For many of us, being a surgeon invokes a sense of pride. Our profession demands the most from us—a mastery of surgical knowledge and technique, countless hours in the hospital, and the responsibility of caring for patients with grave illnesses. The surgical tradition calls for us to perform all of these tasks exceptionally well, and we honor this tradition by striving to achieve our personal best. What is less celebrated, but no less powerful, is the toll these duties take on the surgeon.
The theme for this year’s Resident and Associate Society of the American College of Surgeons (RAS-ACS) Communications Committee essay contest is Be True to The Profession; Be True to Yourself. We asked RAS-ACS members to share experiences where the conviction to live up to the idea of what it means to be a surgeon placed them at odds with their own personal beliefs.

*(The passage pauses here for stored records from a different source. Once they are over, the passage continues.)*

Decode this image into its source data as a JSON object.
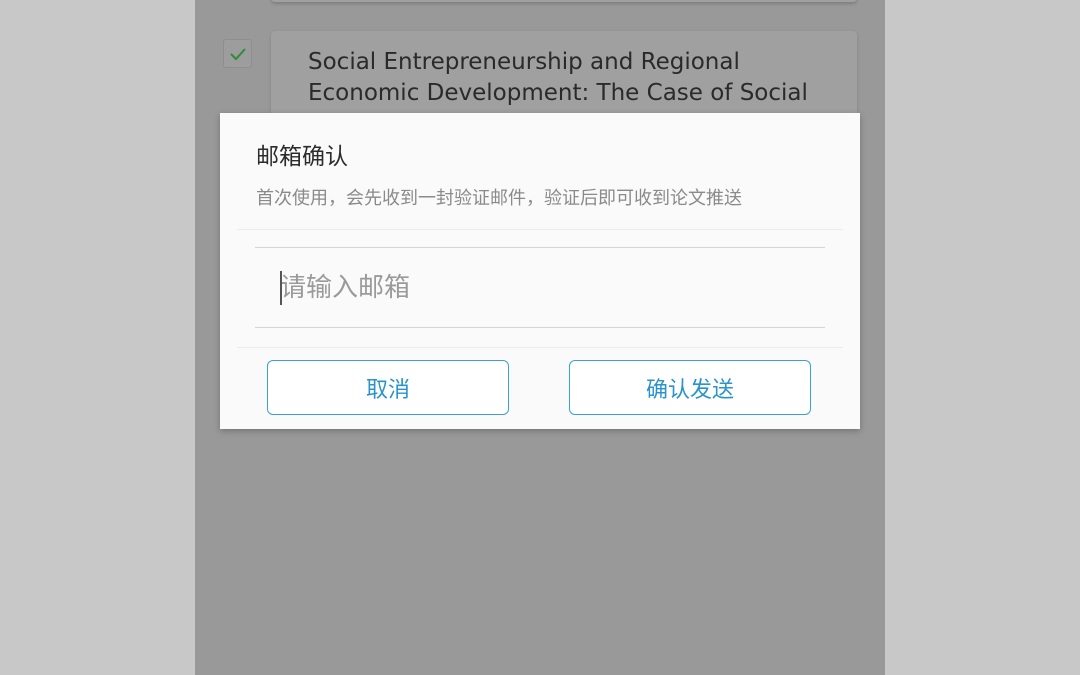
{
  "paper_list": {
    "selected_item": {
      "checked": true,
      "title": "Social Entrepreneurship and Regional Economic Development: The Case of Social"
    }
  },
  "dialog": {
    "title": "邮箱确认",
    "subtitle": "首次使用，会先收到一封验证邮件，验证后即可收到论文推送",
    "email_input": {
      "value": "",
      "placeholder": "请输入邮箱"
    },
    "buttons": {
      "cancel_label": "取消",
      "confirm_label": "确认发送"
    },
    "accent_color": "#3da0d4"
  },
  "colors": {
    "overlay_gray": "#999999",
    "side_gray": "#c8c8c8",
    "check_green": "#2e8b3a"
  },
  "icons": {
    "checkbox": "check-icon"
  }
}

Our winning essay, written by Robert A. Swendiman, MD, MPP, juxtaposes his agonizing experience of the most profound kind of personal loss with the gravitas with which he views his surgical training. Many of us will be able to relate to the seemingly irrational psychology that emerges when we are asked to pit personal against professional obligations. He poignantly demonstrates that as surgeons, we are masters of our craft, but we are also humans. In a time when awareness of physician wellness and burnout is increasing, Dr. Swendiman reminds us that it is okay to be true to ourselves.